Original Research ARTICLE
CONSTITUTIVE ACTIVATION OF NATURAL KILLER CELLS IN PRIMARY BILIARY CHOLANGITIS
- 1Faculty of Medicine, University of Southampton, United Kingdom
- 2La Jolla Institute for Immunology (LJI), United States
Natural killer (NK) cells are innate immune cells that interface with the adaptive immune system to generate a pro-inflammatory immune environment. Primary Biliary Cholangitis (PBC) is a hepatic autoimmune disorder with extrahepatic associations including systemic sclerosis, Sjogren’s syndrome and thyroiditis. Immunogenetic studies have identified polymorphisms of the IL-12/STAT4 pathway as being associated with PBC. As this pathway is important for NK cell function we investigated NK cells in PBC. Circulating NK cells from individuals with PBC were constitutively activated, with higher levels of CD49a and the liver-homing marker, CXCR6, compared to participants with non-autoimmune chronic liver disease and healthy controls. Stimulation with minimal amounts of IL-12 (0.005ng/ml) led to significant upregulation of CXCR6 (p<0.005), and enhanced IFNγ production (p<0.02) on NK cells from PBC patients compared to individuals with non-autoimmune chronic liver disease, indicating dysregulation of the IL-12/STAT4 axis. In RNAseq studies, resting NK cells from PBC patients had a constitutively activated transcriptional profile and upregulation of genes associated with IL-12/STAT4 signalling and metabolic reprogramming. Consistent with these findings, resting NK cells from PBC patients expressed higher levels of pSTAT4 compared to control groups (p<0.001 vs healthy controls and p<0.05 vs liver disease controls). In conclusion NK cells in PBC are sensitive to minute quantities of IL-12 and have a “primed” phenotype. We therefore propose that peripheral priming of NK cells to express tissue-homing markers may contribute to the pathophysiology of PBC.

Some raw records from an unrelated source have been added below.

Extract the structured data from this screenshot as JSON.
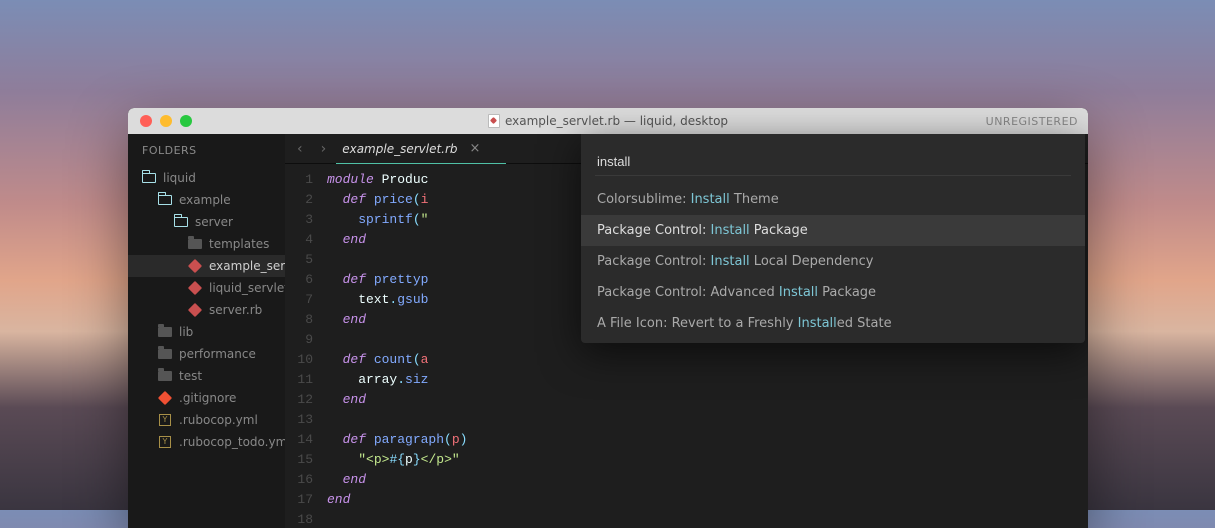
{
  "titlebar": {
    "title_file": "example_servlet.rb",
    "title_suffix": " — liquid, desktop",
    "unregistered": "UNREGISTERED"
  },
  "sidebar": {
    "header": "FOLDERS",
    "items": [
      {
        "label": "liquid",
        "icon": "folder-open",
        "depth": 1
      },
      {
        "label": "example",
        "icon": "folder-open",
        "depth": 2
      },
      {
        "label": "server",
        "icon": "folder-open",
        "depth": 3
      },
      {
        "label": "templates",
        "icon": "folder-closed",
        "depth": 4
      },
      {
        "label": "example_servl",
        "icon": "ruby",
        "depth": 4,
        "selected": true
      },
      {
        "label": "liquid_servlet.",
        "icon": "ruby",
        "depth": 4
      },
      {
        "label": "server.rb",
        "icon": "ruby",
        "depth": 4
      },
      {
        "label": "lib",
        "icon": "folder-closed",
        "depth": 2
      },
      {
        "label": "performance",
        "icon": "folder-closed",
        "depth": 2
      },
      {
        "label": "test",
        "icon": "folder-closed",
        "depth": 2
      },
      {
        "label": ".gitignore",
        "icon": "git",
        "depth": 2
      },
      {
        "label": ".rubocop.yml",
        "icon": "yml",
        "depth": 2
      },
      {
        "label": ".rubocop_todo.yml",
        "icon": "yml",
        "depth": 2
      }
    ]
  },
  "tab": {
    "name": "example_servlet.rb",
    "close": "×"
  },
  "nav": {
    "back": "‹",
    "forward": "›",
    "more": "⋮"
  },
  "code": {
    "lines": [
      {
        "n": "1",
        "tokens": [
          {
            "t": "module ",
            "c": "kw"
          },
          {
            "t": "Produc",
            "c": "mname"
          }
        ]
      },
      {
        "n": "2",
        "tokens": [
          {
            "t": "  ",
            "c": ""
          },
          {
            "t": "def ",
            "c": "def"
          },
          {
            "t": "price",
            "c": "fn"
          },
          {
            "t": "(",
            "c": "punc"
          },
          {
            "t": "i",
            "c": "param"
          }
        ]
      },
      {
        "n": "3",
        "tokens": [
          {
            "t": "    sprintf",
            "c": "fn"
          },
          {
            "t": "(",
            "c": "punc"
          },
          {
            "t": "\"",
            "c": "str"
          }
        ]
      },
      {
        "n": "4",
        "tokens": [
          {
            "t": "  ",
            "c": ""
          },
          {
            "t": "end",
            "c": "kw"
          }
        ]
      },
      {
        "n": "5",
        "tokens": []
      },
      {
        "n": "6",
        "tokens": [
          {
            "t": "  ",
            "c": ""
          },
          {
            "t": "def ",
            "c": "def"
          },
          {
            "t": "prettyp",
            "c": "fn"
          }
        ]
      },
      {
        "n": "7",
        "tokens": [
          {
            "t": "    text",
            "c": "mname"
          },
          {
            "t": ".",
            "c": "punc"
          },
          {
            "t": "gsub",
            "c": "fn"
          }
        ]
      },
      {
        "n": "8",
        "tokens": [
          {
            "t": "  ",
            "c": ""
          },
          {
            "t": "end",
            "c": "kw"
          }
        ]
      },
      {
        "n": "9",
        "tokens": []
      },
      {
        "n": "10",
        "tokens": [
          {
            "t": "  ",
            "c": ""
          },
          {
            "t": "def ",
            "c": "def"
          },
          {
            "t": "count",
            "c": "fn"
          },
          {
            "t": "(",
            "c": "punc"
          },
          {
            "t": "a",
            "c": "param"
          }
        ]
      },
      {
        "n": "11",
        "tokens": [
          {
            "t": "    array",
            "c": "mname"
          },
          {
            "t": ".",
            "c": "punc"
          },
          {
            "t": "siz",
            "c": "fn"
          }
        ]
      },
      {
        "n": "12",
        "tokens": [
          {
            "t": "  ",
            "c": ""
          },
          {
            "t": "end",
            "c": "kw"
          }
        ]
      },
      {
        "n": "13",
        "tokens": []
      },
      {
        "n": "14",
        "tokens": [
          {
            "t": "  ",
            "c": ""
          },
          {
            "t": "def ",
            "c": "def"
          },
          {
            "t": "paragraph",
            "c": "fn"
          },
          {
            "t": "(",
            "c": "punc"
          },
          {
            "t": "p",
            "c": "param"
          },
          {
            "t": ")",
            "c": "punc"
          }
        ]
      },
      {
        "n": "15",
        "tokens": [
          {
            "t": "    ",
            "c": ""
          },
          {
            "t": "\"<p>",
            "c": "str"
          },
          {
            "t": "#{",
            "c": "inter"
          },
          {
            "t": "p",
            "c": "mname"
          },
          {
            "t": "}",
            "c": "inter"
          },
          {
            "t": "</p>\"",
            "c": "str"
          }
        ]
      },
      {
        "n": "16",
        "tokens": [
          {
            "t": "  ",
            "c": ""
          },
          {
            "t": "end",
            "c": "kw"
          }
        ]
      },
      {
        "n": "17",
        "tokens": [
          {
            "t": "end",
            "c": "kw"
          }
        ]
      },
      {
        "n": "18",
        "tokens": []
      }
    ]
  },
  "palette": {
    "query": "install",
    "items": [
      {
        "prefix": "Colorsublime: ",
        "hl": "Install",
        "suffix": " Theme"
      },
      {
        "prefix": "Package Control: ",
        "hl": "Install",
        "suffix": " Package",
        "selected": true
      },
      {
        "prefix": "Package Control: ",
        "hl": "Install",
        "suffix": " Local Dependency"
      },
      {
        "prefix": "Package Control: Advanced ",
        "hl": "Install",
        "suffix": " Package"
      },
      {
        "prefix": "A File Icon: Revert to a Freshly ",
        "hl": "Install",
        "suffix": "ed State"
      }
    ]
  }
}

Keywords: Primary biliary cholangitis, Natural Killer cells, Chemokine Receptor 6 Protein, human, Interleukin-12, STAT4 Transcription Factor

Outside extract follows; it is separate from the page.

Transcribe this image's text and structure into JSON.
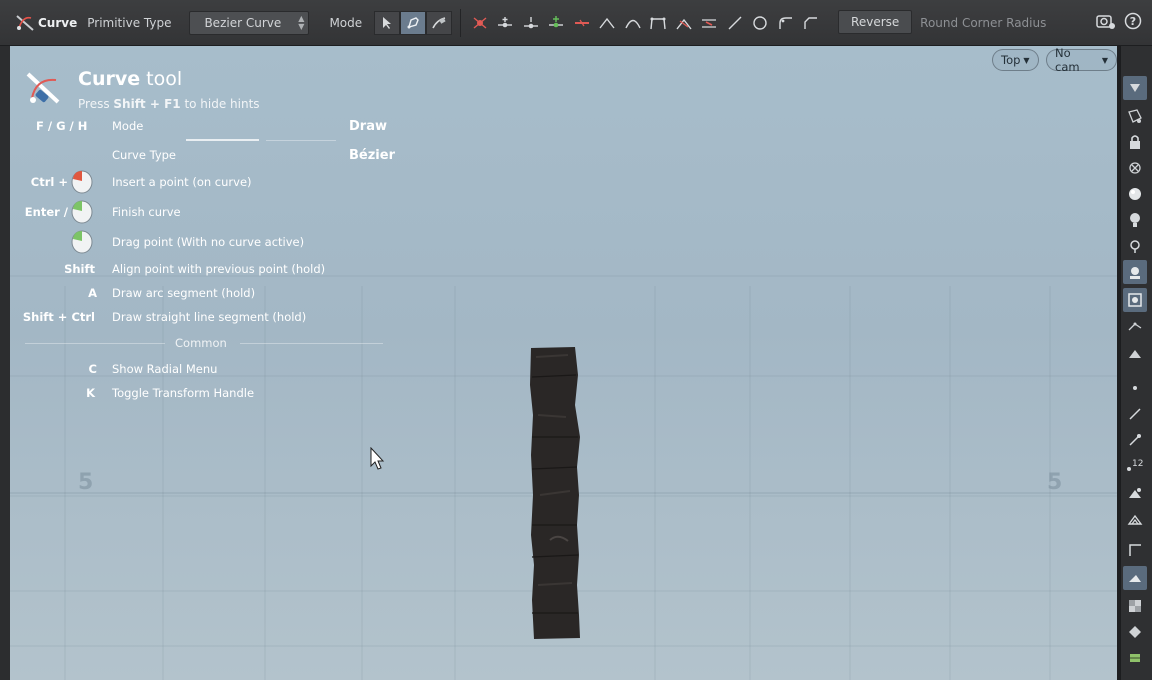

Received: 27 Aug 2019;
Accepted: 24 Oct 2019.
Copyright: © 2019 Hydes, Blunt, Naftel, Vallejo, Seumois, Wang, Vijayanand, Polak and Khakoo. This is an open-access article distributed under the terms of the Creative Commons Attribution License (CC BY). The use, distribution or reproduction in other forums is permitted, provided the original author(s) and the copyright owner(s) are credited and that the original publication in this journal is cited, in accordance with accepted academic practice. No use, distribution or reproduction is permitted which does not comply with these terms.

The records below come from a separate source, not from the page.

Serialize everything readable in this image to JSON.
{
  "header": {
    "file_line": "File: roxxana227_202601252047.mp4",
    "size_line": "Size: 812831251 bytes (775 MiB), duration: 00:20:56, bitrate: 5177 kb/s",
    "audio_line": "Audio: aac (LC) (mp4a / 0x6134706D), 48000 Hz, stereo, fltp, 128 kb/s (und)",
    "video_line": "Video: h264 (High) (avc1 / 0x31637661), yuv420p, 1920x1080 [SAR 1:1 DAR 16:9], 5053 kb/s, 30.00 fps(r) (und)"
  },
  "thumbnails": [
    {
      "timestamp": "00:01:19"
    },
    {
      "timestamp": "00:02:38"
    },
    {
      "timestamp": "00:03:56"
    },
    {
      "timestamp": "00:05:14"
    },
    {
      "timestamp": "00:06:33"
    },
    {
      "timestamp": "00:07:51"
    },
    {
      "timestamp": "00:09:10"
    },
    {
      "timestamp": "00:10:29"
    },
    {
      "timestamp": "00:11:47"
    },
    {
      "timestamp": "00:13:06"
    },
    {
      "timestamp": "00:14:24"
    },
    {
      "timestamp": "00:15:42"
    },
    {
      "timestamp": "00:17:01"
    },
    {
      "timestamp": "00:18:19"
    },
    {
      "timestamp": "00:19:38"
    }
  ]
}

* Correspondence: Prof. Salim I. Khakoo, Faculty of Medicine, University of Southampton, Southampton, SO171BJ, Hampshire, United Kingdom, firstname.lastname@example.org